__PROBLEM DETAILS__. Would you please copy each line below that includes the string "Touch"?

__RECORDS PROVIDED__.
--- START ---

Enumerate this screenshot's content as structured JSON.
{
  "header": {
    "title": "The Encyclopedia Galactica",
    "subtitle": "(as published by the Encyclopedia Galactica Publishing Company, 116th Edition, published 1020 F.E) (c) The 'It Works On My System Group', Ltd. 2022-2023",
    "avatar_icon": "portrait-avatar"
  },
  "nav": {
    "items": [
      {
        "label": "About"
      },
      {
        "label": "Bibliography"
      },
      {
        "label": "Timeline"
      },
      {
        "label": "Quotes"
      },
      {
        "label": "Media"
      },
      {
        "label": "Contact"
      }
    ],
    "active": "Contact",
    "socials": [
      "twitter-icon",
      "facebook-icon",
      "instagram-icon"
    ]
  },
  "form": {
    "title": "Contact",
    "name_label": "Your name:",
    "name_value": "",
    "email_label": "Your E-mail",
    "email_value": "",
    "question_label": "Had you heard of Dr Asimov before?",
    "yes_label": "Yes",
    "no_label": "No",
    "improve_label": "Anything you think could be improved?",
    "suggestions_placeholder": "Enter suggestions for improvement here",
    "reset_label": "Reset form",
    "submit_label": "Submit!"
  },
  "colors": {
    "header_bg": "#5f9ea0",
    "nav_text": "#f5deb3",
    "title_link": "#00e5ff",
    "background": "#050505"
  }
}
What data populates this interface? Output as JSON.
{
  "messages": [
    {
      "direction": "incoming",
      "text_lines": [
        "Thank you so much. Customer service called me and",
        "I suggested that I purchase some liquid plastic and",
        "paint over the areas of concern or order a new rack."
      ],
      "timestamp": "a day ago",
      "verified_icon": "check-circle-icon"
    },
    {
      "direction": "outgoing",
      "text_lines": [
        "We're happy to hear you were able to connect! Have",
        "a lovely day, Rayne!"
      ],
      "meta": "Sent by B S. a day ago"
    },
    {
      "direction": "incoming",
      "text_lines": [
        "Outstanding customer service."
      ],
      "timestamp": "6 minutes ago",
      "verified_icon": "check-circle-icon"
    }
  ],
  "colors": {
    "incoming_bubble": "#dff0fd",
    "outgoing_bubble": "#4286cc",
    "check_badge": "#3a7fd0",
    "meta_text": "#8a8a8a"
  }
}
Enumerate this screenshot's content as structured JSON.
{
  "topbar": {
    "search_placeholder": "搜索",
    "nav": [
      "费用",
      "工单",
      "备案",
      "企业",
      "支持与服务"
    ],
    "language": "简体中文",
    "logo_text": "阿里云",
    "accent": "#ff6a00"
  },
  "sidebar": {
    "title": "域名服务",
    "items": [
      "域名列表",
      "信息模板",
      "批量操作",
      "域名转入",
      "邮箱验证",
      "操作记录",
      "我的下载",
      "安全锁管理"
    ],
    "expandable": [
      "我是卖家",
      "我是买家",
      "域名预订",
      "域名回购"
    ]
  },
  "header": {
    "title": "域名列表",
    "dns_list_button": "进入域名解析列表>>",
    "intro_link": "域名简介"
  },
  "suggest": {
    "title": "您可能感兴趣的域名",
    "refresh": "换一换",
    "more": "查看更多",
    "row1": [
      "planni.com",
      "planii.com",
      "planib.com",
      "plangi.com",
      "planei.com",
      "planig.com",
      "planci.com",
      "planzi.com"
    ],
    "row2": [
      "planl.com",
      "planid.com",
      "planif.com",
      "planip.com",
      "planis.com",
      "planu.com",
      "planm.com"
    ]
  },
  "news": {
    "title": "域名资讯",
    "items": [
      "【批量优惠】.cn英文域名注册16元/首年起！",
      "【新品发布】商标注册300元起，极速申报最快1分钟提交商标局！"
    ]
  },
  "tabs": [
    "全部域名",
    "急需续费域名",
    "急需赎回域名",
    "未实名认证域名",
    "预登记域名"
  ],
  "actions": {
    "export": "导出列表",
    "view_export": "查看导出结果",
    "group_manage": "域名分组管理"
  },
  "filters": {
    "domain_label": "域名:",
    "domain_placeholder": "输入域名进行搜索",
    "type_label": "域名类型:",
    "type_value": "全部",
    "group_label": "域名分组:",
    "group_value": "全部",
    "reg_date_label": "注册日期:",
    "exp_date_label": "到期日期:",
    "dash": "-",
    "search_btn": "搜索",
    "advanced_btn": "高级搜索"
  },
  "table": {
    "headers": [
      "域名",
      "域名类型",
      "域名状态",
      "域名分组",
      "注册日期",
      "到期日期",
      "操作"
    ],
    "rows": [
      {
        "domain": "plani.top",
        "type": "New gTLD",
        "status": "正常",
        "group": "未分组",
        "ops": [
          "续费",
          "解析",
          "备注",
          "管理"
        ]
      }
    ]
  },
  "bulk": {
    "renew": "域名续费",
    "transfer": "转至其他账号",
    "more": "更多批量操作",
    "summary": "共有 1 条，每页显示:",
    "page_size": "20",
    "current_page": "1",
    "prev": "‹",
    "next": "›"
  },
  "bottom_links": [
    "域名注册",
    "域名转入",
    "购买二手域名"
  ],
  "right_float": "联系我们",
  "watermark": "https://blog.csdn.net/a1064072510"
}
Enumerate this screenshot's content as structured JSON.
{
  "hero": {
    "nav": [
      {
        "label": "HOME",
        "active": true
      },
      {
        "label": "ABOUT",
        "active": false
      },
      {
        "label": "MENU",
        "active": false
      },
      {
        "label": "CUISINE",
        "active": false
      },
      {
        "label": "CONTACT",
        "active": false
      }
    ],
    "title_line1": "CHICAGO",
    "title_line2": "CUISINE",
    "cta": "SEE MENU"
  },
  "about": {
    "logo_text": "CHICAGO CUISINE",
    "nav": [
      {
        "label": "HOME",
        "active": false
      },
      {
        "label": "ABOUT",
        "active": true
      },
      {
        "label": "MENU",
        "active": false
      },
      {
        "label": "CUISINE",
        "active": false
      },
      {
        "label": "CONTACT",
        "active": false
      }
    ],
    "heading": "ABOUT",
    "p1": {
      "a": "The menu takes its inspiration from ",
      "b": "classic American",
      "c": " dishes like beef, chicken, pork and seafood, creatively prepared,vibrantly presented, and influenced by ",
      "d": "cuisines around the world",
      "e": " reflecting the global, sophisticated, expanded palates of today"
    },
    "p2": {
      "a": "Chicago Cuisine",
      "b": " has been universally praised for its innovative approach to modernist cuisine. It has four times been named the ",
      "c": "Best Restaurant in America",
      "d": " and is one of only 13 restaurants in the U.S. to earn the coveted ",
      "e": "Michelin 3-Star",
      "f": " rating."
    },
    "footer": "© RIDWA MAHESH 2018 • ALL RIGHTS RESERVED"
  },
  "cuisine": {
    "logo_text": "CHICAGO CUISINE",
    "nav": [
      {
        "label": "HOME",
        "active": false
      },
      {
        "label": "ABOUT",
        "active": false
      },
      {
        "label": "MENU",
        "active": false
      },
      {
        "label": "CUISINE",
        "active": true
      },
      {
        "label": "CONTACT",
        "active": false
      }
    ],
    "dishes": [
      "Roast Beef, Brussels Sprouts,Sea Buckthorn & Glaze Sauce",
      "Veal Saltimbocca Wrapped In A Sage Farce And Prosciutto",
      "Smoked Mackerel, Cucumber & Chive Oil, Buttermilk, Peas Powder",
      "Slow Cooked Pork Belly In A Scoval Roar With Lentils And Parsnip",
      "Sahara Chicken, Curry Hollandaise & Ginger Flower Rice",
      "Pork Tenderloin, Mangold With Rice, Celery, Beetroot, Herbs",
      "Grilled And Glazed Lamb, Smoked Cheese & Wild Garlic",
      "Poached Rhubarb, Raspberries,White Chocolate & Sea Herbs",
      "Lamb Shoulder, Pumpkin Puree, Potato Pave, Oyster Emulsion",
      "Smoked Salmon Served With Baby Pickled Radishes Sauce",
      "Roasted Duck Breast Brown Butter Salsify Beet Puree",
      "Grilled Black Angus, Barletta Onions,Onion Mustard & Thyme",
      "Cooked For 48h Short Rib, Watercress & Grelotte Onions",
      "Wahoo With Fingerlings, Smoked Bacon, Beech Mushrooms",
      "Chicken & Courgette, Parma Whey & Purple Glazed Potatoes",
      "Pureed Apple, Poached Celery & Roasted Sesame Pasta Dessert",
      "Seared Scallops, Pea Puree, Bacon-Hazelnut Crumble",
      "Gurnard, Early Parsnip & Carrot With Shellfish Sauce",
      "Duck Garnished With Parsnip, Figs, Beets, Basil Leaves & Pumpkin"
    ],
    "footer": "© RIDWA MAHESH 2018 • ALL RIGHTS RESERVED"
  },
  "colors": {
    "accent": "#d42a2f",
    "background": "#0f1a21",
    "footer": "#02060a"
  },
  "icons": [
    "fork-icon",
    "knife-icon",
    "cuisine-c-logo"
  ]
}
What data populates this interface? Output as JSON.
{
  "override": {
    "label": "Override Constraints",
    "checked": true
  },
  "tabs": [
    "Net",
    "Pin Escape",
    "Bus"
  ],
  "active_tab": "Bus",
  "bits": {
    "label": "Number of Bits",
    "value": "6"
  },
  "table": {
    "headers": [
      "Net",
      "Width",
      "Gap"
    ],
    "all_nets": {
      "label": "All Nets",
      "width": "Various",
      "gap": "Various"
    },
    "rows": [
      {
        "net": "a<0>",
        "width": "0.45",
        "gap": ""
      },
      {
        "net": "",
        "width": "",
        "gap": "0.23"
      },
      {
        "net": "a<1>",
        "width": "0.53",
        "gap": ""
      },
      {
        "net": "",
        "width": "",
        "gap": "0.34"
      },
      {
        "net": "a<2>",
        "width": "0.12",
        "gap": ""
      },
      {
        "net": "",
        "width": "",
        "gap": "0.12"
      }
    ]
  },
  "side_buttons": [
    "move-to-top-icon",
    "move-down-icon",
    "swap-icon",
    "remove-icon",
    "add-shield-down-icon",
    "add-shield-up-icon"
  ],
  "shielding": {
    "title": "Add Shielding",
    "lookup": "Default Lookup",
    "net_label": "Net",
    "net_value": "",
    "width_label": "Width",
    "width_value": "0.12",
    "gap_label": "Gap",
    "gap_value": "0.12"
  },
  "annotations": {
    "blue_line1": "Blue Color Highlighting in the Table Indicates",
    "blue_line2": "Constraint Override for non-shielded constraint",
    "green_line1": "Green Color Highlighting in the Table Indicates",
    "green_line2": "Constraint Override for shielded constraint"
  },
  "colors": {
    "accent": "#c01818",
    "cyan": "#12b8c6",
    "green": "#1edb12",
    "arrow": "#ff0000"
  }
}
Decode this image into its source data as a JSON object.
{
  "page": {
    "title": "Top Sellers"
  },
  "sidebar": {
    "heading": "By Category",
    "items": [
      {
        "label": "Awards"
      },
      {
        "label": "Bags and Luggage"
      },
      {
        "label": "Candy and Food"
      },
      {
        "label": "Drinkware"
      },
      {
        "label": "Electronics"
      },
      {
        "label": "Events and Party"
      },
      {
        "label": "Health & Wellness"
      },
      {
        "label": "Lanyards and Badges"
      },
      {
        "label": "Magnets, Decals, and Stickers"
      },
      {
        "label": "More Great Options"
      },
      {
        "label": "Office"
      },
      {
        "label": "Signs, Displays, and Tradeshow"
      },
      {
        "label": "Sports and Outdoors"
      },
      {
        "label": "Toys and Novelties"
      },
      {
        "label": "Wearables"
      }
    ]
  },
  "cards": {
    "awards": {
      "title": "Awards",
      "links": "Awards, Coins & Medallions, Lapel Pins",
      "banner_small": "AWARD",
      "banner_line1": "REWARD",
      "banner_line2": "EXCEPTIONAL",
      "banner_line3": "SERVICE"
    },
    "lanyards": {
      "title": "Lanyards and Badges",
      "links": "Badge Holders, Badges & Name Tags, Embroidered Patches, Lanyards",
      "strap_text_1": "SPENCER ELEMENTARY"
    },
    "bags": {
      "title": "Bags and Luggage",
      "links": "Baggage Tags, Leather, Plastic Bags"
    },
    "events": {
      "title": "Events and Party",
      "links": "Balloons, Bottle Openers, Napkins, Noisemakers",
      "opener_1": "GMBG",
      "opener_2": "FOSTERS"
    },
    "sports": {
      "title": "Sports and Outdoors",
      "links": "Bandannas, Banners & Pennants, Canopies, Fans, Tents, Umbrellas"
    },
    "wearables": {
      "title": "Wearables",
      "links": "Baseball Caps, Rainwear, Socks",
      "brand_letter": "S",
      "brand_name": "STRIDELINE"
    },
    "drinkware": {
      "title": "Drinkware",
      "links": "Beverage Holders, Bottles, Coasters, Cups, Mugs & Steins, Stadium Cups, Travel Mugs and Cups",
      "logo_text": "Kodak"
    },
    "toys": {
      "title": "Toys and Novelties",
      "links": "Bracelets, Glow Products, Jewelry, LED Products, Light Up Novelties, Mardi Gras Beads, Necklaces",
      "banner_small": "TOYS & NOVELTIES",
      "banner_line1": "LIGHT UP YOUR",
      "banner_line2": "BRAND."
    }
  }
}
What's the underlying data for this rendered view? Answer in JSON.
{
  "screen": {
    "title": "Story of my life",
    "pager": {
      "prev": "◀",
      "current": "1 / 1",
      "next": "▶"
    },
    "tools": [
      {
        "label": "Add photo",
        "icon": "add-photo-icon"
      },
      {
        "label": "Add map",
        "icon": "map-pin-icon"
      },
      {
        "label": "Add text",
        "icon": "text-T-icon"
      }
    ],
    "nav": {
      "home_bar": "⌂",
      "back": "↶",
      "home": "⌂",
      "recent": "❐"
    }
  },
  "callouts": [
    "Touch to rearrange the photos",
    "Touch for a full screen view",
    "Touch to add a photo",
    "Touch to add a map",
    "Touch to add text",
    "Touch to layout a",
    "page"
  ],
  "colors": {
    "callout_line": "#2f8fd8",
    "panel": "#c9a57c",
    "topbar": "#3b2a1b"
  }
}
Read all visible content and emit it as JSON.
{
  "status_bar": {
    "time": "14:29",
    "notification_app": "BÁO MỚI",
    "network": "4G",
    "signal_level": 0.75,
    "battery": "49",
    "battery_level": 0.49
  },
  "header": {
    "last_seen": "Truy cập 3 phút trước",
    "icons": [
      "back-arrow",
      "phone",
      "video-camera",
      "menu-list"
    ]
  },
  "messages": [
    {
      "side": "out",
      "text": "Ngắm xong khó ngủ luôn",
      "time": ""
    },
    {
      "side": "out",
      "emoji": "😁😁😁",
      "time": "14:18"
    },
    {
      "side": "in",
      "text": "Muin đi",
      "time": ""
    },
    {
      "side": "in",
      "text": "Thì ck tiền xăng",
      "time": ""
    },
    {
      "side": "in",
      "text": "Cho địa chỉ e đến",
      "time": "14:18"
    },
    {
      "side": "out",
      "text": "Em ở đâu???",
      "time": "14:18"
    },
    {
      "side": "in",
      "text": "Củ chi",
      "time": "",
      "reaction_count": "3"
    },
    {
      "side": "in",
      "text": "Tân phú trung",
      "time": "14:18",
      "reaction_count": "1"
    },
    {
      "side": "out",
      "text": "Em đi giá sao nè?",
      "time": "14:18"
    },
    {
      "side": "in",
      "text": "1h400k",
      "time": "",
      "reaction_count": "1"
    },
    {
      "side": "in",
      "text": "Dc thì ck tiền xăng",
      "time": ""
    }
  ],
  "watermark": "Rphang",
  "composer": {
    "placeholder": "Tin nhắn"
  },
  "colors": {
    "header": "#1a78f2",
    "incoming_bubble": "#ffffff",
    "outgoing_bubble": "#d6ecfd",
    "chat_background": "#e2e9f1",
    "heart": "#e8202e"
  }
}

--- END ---

__RESPONSE AREA__.
    "Touch to rearrange the photos",
    "Touch for a full screen view",
    "Touch to add a photo",
    "Touch to add a map",
    "Touch to add text",
    "Touch to layout a",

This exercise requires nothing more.